June 21, 2006,
As much as I am impressed with the design and implementation of the Spektrum DX6 radio-controller that was released to the public about 6 months ago, there is a weak link in the design of the transmitter antenna.
The designers have included a tilting head of the transmitter antenna in worthwhile effort to extend the range of the signal out to an aircraft or helicopter or in our case, to one of our sailboats.
This actual effective part of the antenna is only that part which is beyond the pivot point of the anntenna ( a 3 1/2 inch section of the antenna tip)
The problems are two-fold:
1: The pivot point is very fragile and will break if stressed even a small amount while transporting the transmitter unit to the sailing pond.
2: The thin coaxial wire inside the antenna will eventually break at the pivot point and you will suddenly lose all control over your model unless you are perhaps less than 10-20 ft away at the time of the breakage.
A earlier telephone call to the Spektrum head office indicated a reluctance on their part to mail out replacement antennas.
So, in the meantime, there is a pretty simple fix for this problem.
Other than sending the transmitter back to the factory for replacement antenna installation , (which perhaps will be of the same design as the original antenna), the antenna can be repaired and modified to remove the pivoting feature.. This will also allow the DX6 transmitter to be more easily carried in a pack or carrying bag.

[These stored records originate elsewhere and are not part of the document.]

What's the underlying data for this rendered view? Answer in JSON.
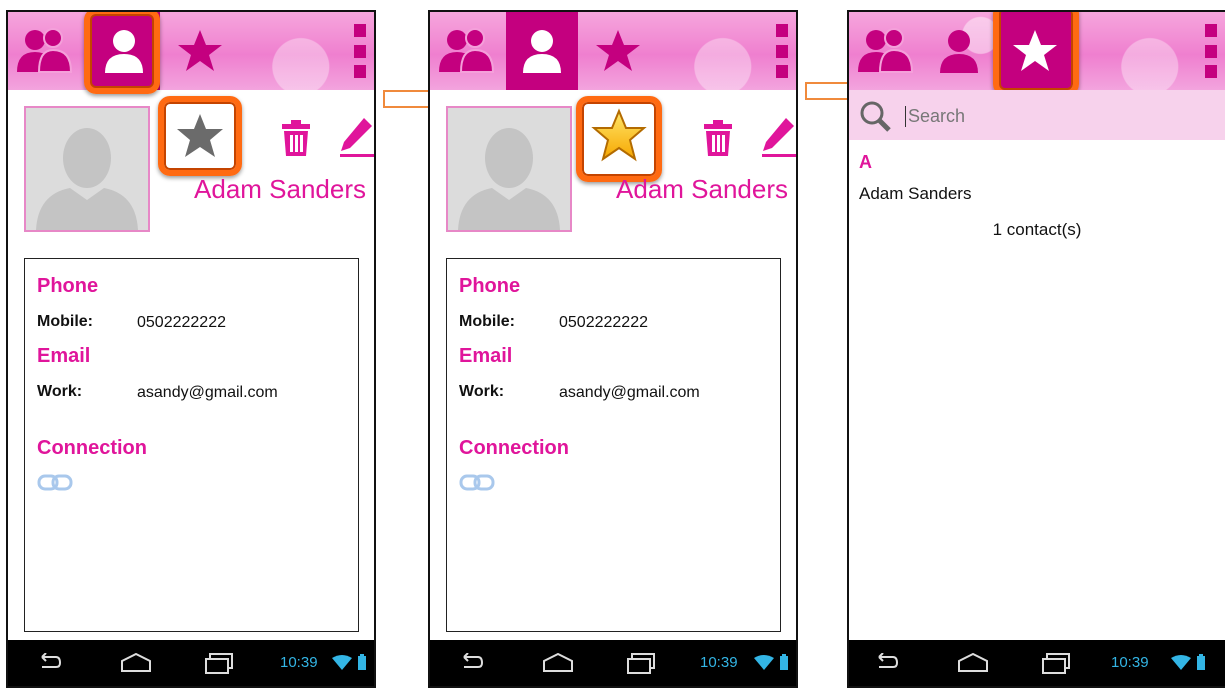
{
  "contact": {
    "name": "Adam Sanders",
    "phone_header": "Phone",
    "mobile_label": "Mobile:",
    "mobile_value": "0502222222",
    "email_header": "Email",
    "work_label": "Work:",
    "work_value": "asandy@gmail.com",
    "connection_header": "Connection"
  },
  "status": {
    "time": "10:39"
  },
  "favorites": {
    "search_placeholder": "Search",
    "section_letter": "A",
    "items": [
      "Adam Sanders"
    ],
    "count_text": "1 contact(s)"
  },
  "colors": {
    "accent": "#e0159b",
    "tab_active": "#c4007f",
    "highlight": "#ff6a12",
    "clock": "#33b5e5"
  }
}
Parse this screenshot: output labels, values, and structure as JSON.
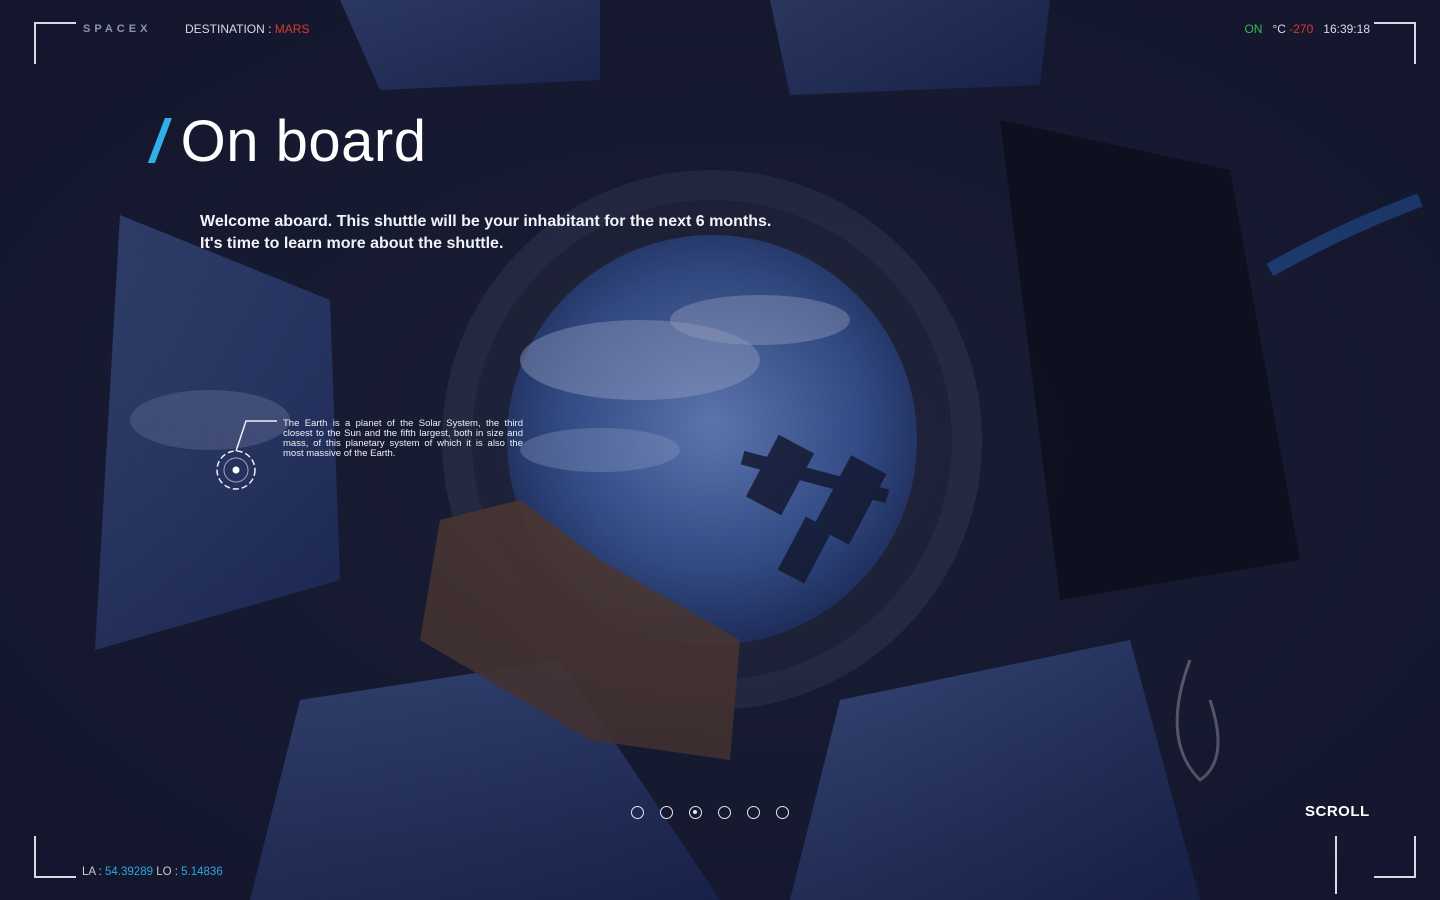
{
  "header": {
    "logo": "SPACEX",
    "destination_label": "DESTINATION :",
    "destination_value": "MARS",
    "status_on": "ON",
    "temp_unit": "°C",
    "temp_value": "-270",
    "time": "16:39:18"
  },
  "hero": {
    "slash": "/",
    "title": "On board",
    "intro_line1": "Welcome aboard. This shuttle will be your inhabitant for the next 6 months.",
    "intro_line2": "It's time to learn more about the shuttle."
  },
  "hotspot": {
    "note": "The Earth is a planet of the Solar System, the third closest to the Sun and the fifth largest, both in size and mass, of this planetary system of which it is also the most massive of the Earth."
  },
  "pagination": {
    "count": 6,
    "active_index": 3
  },
  "footer": {
    "la_label": "LA :",
    "la_value": "54.39289",
    "lo_label": "LO :",
    "lo_value": "5.14836",
    "scroll_label": "SCROLL"
  },
  "colors": {
    "accent_blue": "#33aee6",
    "alert_red": "#d8392e",
    "status_green": "#2fbf4f"
  }
}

1: If the pivoting section of the antenna is still hanging in place with a broken pivot, break it away from the fixed portion of the antenna mount. The pivot point is very weak and easily snaps off.
2: At your workbench, place the transmitter face down and remove the six black philips screws holding the back in place. Now lift off the back plate and the battery pack.
3. Inside the transmitter case you will see the very small coaxial cable (about 1/16" in diameter) leading from the radio module to the antenna. This wire will likely be broken off at the point of the pivot in the antenna.
4: With a small wire stripper, carefully remove exactly 3 1/2" of the insulation of the outer shield from the end portion of this small coaxial wire, Then remove the same amount of the outer coaxial shield; leaving just a 3 1/2" section of the insulated center portion of the coax. Leave the insulation intact on the centre portion of the coaxial cable.
This unshielded portion of the cable will effectively become the working part of the antenna.
6: Re-insert this free end of the cable up in inside the antenna mount and secure this wire in any convenient fashion so that it will stay contained inside the mount. I used a small nylon tie-wrap to secure the part of the cable nearest the circuit board containing the radio module.
7: Replace the transmitter back using the six philips screws.
The DX6 antenna is now the same effective working dimensions as the original but is without the troublesome pivoting feature.
8: Test for the normal working range of the unit to your boat with the use of the Range Test switch at the back of the transmitter. In this artificially-reduced power setting, being able to control your model at distances in excess of perhaps 20 large paces will indicate that all is well again. In the normal power mode you should see at least 500-800 feet of working range and perhaps even more depending on your receiver antenna placement in the boat.
Best working range is achieved when NOT pointing the transmitter antenna directly at your model.
9: Your DX6 radio transmitter will now be less prone to physical damage while in transport and will still give more than enough working range to your sailboat.
Okanagan Model Sailboat Association
1640 Gillard Drive
Kelowna, B.C. V1Y4K1
web site: www.okanaganmodelsailboat.org